Then I struck gold! I found a study conducted by UCL which tracks confidence in the English, Scottish and Welsh governments. It has data from every week from the beginning of the pandemic to current. It is exactly the type of thing that I was looking for. After having a quick look and reading some long reports on how the data was collected etc, I have decided that it probably is usable for my project. Furthermore, other academics have already used the data set to publish on. The only downside that I have yet identified is that Northern Ireland is not included in this data, which I would have liked to analyse in my study. 

I looked elsewhere to try and find data on Northern Ireland, and so far have not had anything come up. I will keep looking tomorrow as it is almost the end of the day now. I also need to check the powers of the devolved administration in Northern Ireland to see if any policy areas will be excluded because they are not devolved to NI. 

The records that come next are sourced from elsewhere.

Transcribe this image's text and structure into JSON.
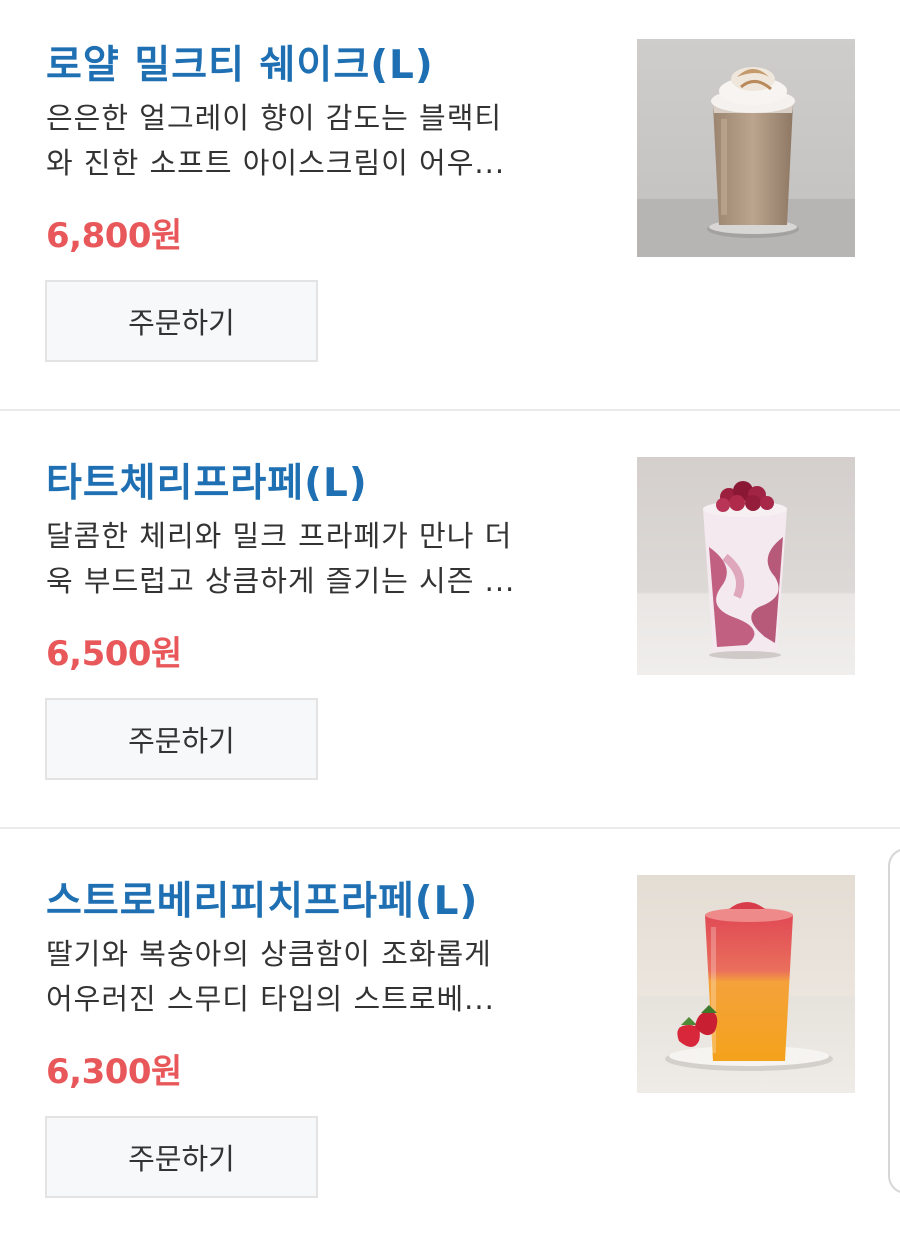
{
  "menu_items": [
    {
      "title": "로얄 밀크티 쉐이크(L)",
      "description_lines": [
        "은은한 얼그레이 향이 감도는 블랙티",
        "와 진한 소프트 아이스크림이 어우..."
      ],
      "price": "6,800원",
      "order_label": "주문하기",
      "image": "royal-milk-tea-shake-photo"
    },
    {
      "title": "타트체리프라페(L)",
      "description_lines": [
        "달콤한 체리와 밀크 프라페가 만나 더",
        "욱 부드럽고 상큼하게 즐기는 시즌 ..."
      ],
      "price": "6,500원",
      "order_label": "주문하기",
      "image": "tart-cherry-frappe-photo"
    },
    {
      "title": "스트로베리피치프라페(L)",
      "description_lines": [
        "딸기와 복숭아의 상큼함이 조화롭게",
        "어우러진 스무디 타입의 스트로베..."
      ],
      "price": "6,300원",
      "order_label": "주문하기",
      "image": "strawberry-peach-frappe-photo"
    }
  ],
  "colors": {
    "title": "#1f6fb3",
    "price": "#e8585a",
    "text": "#333333",
    "button_bg": "#f6f8fa",
    "button_border": "#e3e3e3",
    "divider": "#ebebeb"
  }
}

In short, today was a success. I feel a lot more able to complete the rest of the project and I have a good idea in my head of where to go next. 

So, some goals for tomorrow: 

  • Try to find some information on Northern Ireland which could be used to compare with pre-existing data
  • Create a timeline of events in each country and start to find some overlapping policy areas which can be used 

Gracie Daw

Student, N/A

I am a first year History and Politics student. My research project is titled 'How has devolution affected the UK's coronavirus response?' 

I will be trying to understand which factors change the public's perception of their government. I will do this by comparing the devolved administrations in the UK around a specific policy, which was broadly similar despite being devolved, and then understanding which factors affected a change in perception.